== What you should do ==
Please output the records below word for word and omit the pictures.
[Source material — start]
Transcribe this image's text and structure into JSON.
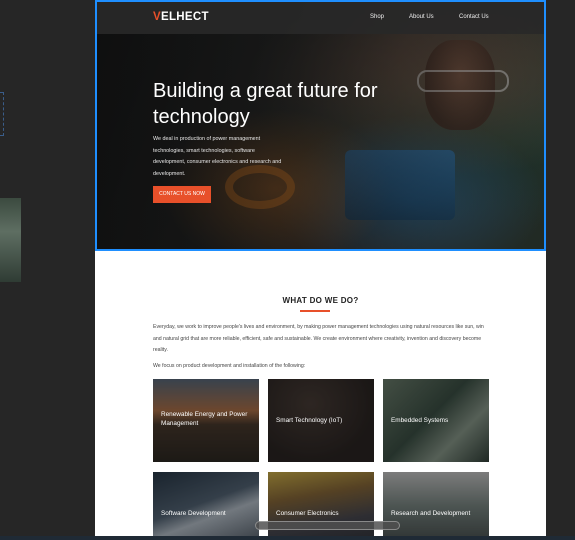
{
  "nav": {
    "logo_prefix": "V",
    "logo_rest": "ELHECT",
    "shop": "Shop",
    "about": "About Us",
    "contact": "Contact Us"
  },
  "hero": {
    "title": "Building a great future for technology",
    "text": "We deal in production of power management technologies, smart technologies, software development, consumer electronics and research and development.",
    "cta": "CONTACT US NOW"
  },
  "section": {
    "title": "WHAT DO WE DO?",
    "intro": "Everyday, we work to improve people's lives and environment, by making power management technologies using natural resources like sun, win and natural grid that are more reliable, efficient, safe and sustainable. We create environment where creativity, invention and discovery become reality.",
    "focus": "We focus on product development and installation of the following:"
  },
  "cards": [
    "Renewable Energy and Power Management",
    "Smart Technology (IoT)",
    "Embedded Systems",
    "Software Development",
    "Consumer Electronics",
    "Research and Development"
  ],
  "colors": {
    "accent": "#e8502a",
    "selection": "#1f8fff",
    "nav_bg": "#282828",
    "editor_bg": "#262626"
  }
}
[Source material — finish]
== Exercise output ==
Transcribe this image's text and structure into JSON.
{
  "nav": {
    "logo_prefix": "V",
    "logo_rest": "ELHECT",
    "shop": "Shop",
    "about": "About Us",
    "contact": "Contact Us"
  },
  "hero": {
    "title": "Building a great future for technology",
    "text": "We deal in production of power management technologies, smart technologies, software development, consumer electronics and research and development.",
    "cta": "CONTACT US NOW"
  },
  "section": {
    "title": "WHAT DO WE DO?",
    "intro": "Everyday, we work to improve people's lives and environment, by making power management technologies using natural resources like sun, win and natural grid that are more reliable, efficient, safe and sustainable. We create environment where creativity, invention and discovery become reality.",
    "focus": "We focus on product development and installation of the following:"
  },
  "cards": [
    "Renewable Energy and Power Management",
    "Smart Technology (IoT)",
    "Embedded Systems",
    "Software Development",
    "Consumer Electronics",
    "Research and Development"
  ],
  "colors": {
    "accent": "#e8502a",
    "selection": "#1f8fff",
    "nav_bg": "#282828",
    "editor_bg": "#262626"
  }
}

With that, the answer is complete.